• [Brief]
Find every line containing "true" in the records below and report the tally as a bare number.

*** Information supplied Section Begins ***

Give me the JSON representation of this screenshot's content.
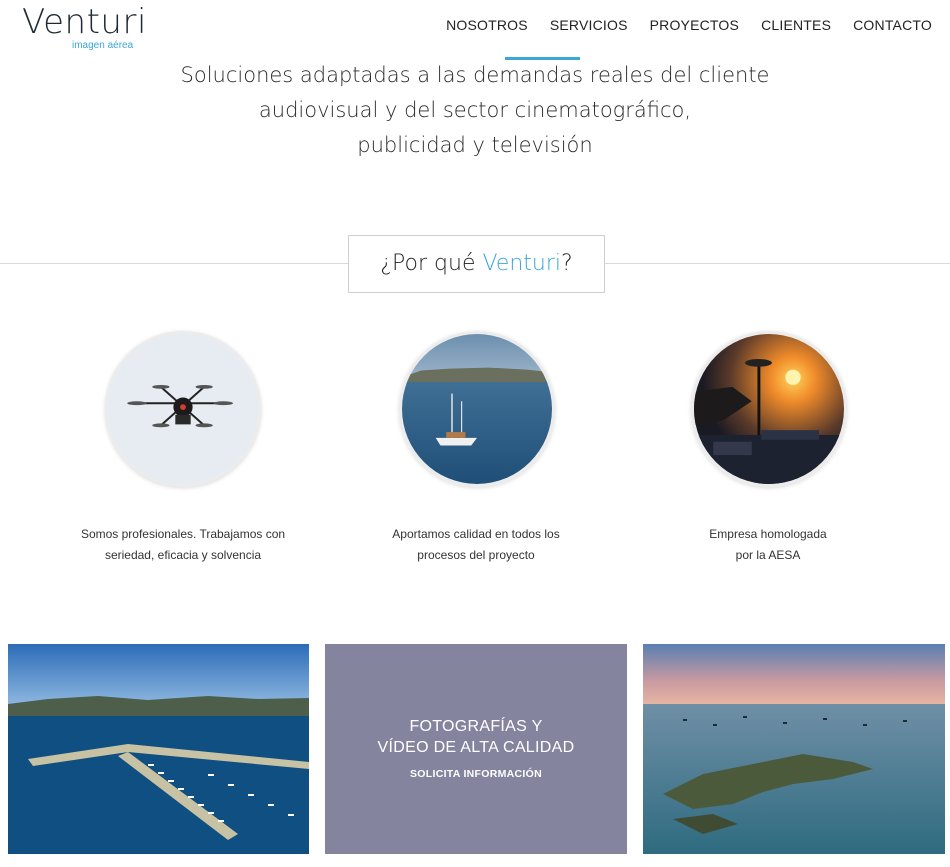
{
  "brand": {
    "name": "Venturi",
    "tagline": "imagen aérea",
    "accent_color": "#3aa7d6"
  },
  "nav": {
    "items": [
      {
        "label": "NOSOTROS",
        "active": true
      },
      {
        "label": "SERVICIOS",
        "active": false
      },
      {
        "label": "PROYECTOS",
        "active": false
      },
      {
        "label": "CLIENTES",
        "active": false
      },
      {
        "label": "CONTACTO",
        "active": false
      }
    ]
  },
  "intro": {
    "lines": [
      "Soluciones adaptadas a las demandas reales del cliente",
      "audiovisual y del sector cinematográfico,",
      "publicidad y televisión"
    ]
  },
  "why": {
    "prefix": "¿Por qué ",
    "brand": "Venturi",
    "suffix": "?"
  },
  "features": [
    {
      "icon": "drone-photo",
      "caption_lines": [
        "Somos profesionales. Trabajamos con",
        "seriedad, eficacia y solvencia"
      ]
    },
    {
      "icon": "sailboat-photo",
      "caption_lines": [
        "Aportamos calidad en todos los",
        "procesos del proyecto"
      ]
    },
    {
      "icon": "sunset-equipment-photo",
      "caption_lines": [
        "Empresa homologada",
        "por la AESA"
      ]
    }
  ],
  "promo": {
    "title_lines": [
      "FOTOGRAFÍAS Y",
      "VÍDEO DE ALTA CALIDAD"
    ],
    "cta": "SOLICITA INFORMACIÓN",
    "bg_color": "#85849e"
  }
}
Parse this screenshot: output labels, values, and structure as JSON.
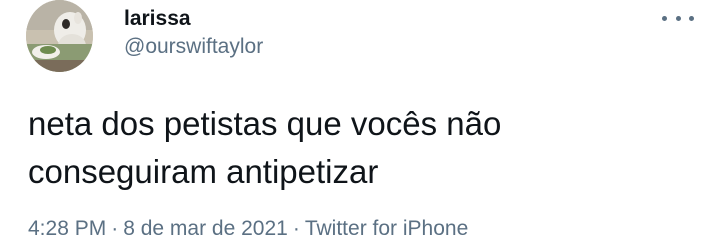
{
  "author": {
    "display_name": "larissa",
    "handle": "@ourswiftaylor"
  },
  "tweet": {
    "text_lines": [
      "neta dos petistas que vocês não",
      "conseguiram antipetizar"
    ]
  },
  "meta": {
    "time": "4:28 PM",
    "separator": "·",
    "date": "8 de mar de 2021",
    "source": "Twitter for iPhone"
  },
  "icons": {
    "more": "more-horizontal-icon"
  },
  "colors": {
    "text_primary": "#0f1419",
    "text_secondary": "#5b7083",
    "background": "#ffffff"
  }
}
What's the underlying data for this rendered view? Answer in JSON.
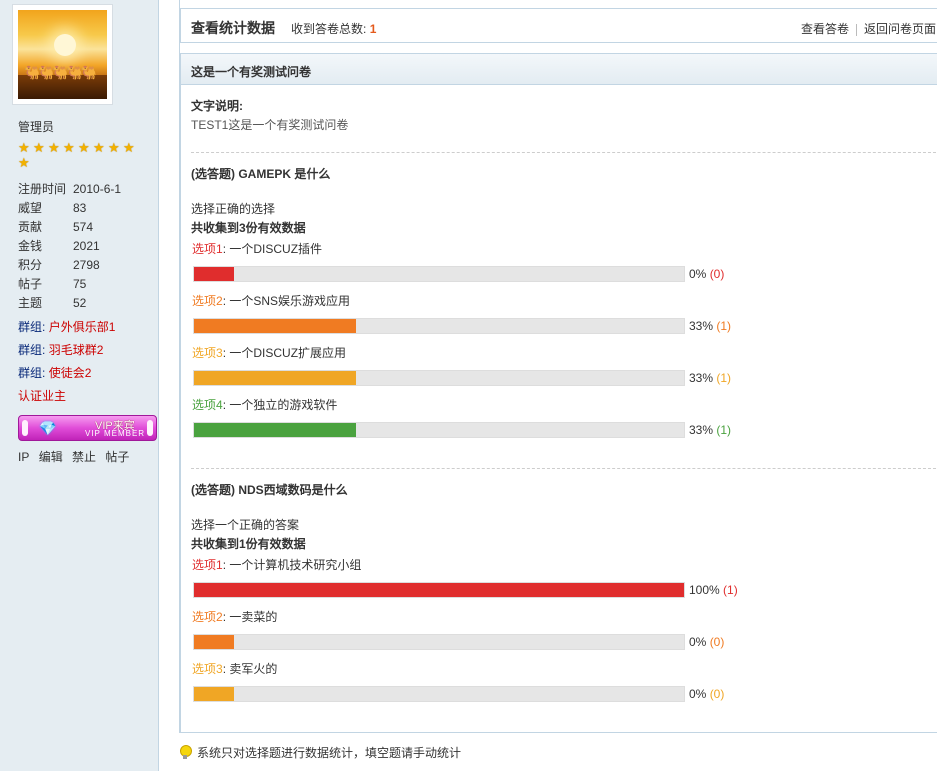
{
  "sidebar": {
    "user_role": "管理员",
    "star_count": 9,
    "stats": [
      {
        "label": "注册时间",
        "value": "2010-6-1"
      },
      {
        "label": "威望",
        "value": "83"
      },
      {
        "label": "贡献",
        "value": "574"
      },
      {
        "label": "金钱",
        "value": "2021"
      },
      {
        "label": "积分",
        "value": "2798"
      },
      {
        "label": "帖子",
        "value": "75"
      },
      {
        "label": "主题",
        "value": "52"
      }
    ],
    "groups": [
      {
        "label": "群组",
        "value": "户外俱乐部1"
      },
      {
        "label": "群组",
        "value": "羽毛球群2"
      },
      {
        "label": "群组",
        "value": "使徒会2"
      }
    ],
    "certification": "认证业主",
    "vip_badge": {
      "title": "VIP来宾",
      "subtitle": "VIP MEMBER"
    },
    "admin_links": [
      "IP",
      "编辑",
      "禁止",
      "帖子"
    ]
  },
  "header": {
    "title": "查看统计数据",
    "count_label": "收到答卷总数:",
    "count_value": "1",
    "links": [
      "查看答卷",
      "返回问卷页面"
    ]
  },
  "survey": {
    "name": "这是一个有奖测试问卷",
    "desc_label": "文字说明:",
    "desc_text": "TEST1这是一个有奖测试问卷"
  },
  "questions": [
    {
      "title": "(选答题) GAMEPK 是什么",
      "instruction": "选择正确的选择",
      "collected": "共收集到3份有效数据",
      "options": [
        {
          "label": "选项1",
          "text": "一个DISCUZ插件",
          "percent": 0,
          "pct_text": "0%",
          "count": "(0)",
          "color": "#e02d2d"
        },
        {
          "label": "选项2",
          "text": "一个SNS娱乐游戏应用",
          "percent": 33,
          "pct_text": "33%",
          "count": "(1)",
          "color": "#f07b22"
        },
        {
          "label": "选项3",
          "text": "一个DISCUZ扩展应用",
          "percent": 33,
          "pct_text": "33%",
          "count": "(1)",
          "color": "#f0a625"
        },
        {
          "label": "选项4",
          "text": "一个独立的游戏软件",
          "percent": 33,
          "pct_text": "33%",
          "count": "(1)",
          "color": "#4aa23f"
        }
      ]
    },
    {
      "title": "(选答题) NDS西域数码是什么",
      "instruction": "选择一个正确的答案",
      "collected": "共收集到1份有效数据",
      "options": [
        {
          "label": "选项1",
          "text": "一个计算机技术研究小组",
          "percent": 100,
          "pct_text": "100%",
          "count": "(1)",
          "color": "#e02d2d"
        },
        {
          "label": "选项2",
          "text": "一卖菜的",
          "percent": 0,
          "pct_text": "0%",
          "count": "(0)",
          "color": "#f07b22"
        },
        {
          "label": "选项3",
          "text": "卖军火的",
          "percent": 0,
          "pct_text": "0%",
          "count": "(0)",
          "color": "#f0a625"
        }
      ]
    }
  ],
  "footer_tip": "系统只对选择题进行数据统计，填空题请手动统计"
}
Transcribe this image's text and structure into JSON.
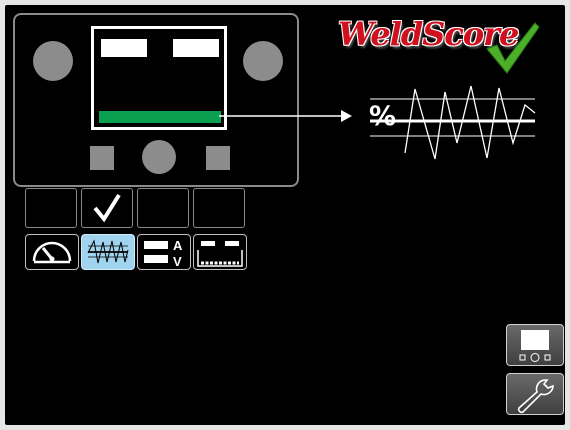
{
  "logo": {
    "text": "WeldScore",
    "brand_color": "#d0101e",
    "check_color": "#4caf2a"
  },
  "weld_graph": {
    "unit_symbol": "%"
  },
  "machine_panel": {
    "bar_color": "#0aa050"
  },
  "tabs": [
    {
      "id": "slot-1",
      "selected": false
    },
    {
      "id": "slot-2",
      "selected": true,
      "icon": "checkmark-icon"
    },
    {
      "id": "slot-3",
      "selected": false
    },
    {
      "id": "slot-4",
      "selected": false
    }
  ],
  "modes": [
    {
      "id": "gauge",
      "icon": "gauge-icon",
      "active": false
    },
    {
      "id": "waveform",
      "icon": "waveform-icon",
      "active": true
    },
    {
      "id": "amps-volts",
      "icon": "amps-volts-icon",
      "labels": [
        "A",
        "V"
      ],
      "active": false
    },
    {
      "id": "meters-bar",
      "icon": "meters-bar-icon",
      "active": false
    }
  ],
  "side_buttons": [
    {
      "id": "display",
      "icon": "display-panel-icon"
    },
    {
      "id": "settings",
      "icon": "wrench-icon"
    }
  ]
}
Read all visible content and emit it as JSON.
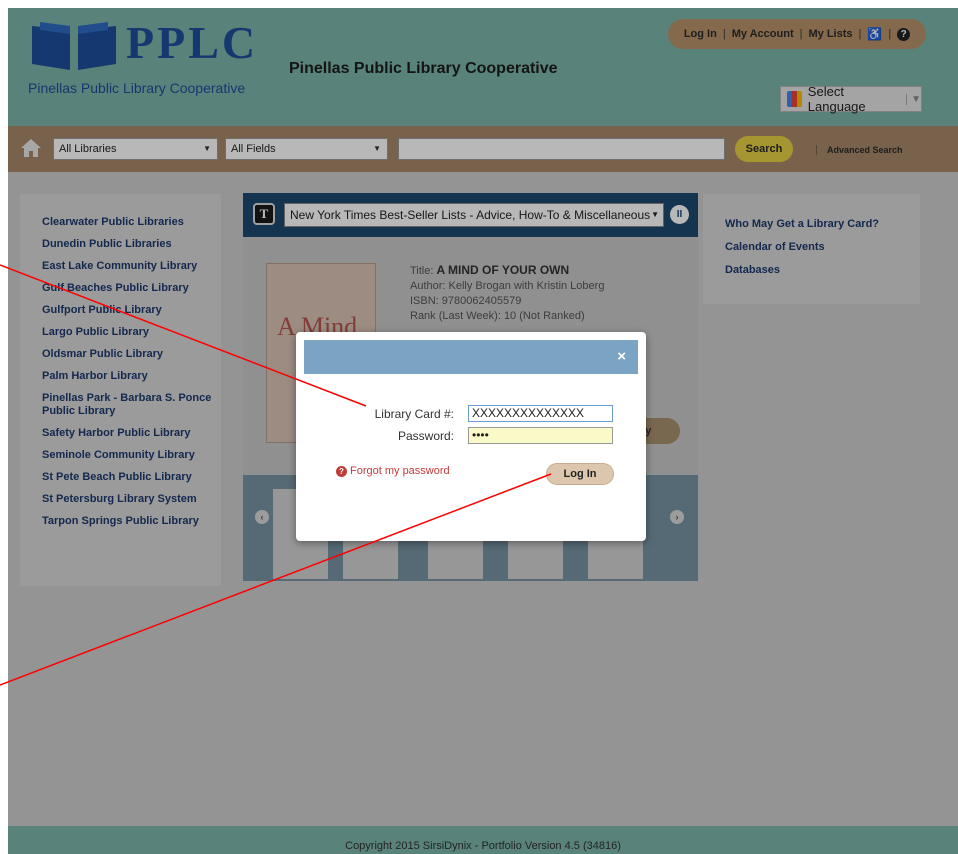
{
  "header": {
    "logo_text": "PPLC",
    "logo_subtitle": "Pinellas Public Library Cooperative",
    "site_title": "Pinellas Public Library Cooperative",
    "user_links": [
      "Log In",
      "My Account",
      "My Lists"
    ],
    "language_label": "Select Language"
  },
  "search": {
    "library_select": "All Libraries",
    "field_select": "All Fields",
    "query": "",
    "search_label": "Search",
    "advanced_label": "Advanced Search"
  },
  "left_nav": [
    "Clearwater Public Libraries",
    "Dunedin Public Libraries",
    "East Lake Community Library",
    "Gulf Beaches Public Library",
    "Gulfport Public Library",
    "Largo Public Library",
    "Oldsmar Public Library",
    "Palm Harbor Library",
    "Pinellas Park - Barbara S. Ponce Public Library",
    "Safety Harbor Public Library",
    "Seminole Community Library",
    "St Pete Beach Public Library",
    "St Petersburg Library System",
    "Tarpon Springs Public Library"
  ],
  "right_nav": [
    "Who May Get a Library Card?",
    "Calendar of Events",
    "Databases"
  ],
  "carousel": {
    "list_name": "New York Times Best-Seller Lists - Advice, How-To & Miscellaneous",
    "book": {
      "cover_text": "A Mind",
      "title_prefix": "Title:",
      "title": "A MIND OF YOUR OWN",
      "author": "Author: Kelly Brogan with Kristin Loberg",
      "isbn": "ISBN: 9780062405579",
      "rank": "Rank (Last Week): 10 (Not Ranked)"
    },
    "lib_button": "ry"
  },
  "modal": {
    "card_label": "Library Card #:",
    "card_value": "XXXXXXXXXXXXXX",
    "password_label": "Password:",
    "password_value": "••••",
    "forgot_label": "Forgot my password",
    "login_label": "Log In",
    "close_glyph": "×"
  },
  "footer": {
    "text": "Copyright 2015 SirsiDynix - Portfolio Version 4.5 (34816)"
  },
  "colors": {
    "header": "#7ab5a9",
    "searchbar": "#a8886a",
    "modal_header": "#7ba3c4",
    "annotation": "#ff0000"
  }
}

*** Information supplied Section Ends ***

• [Answer section]
3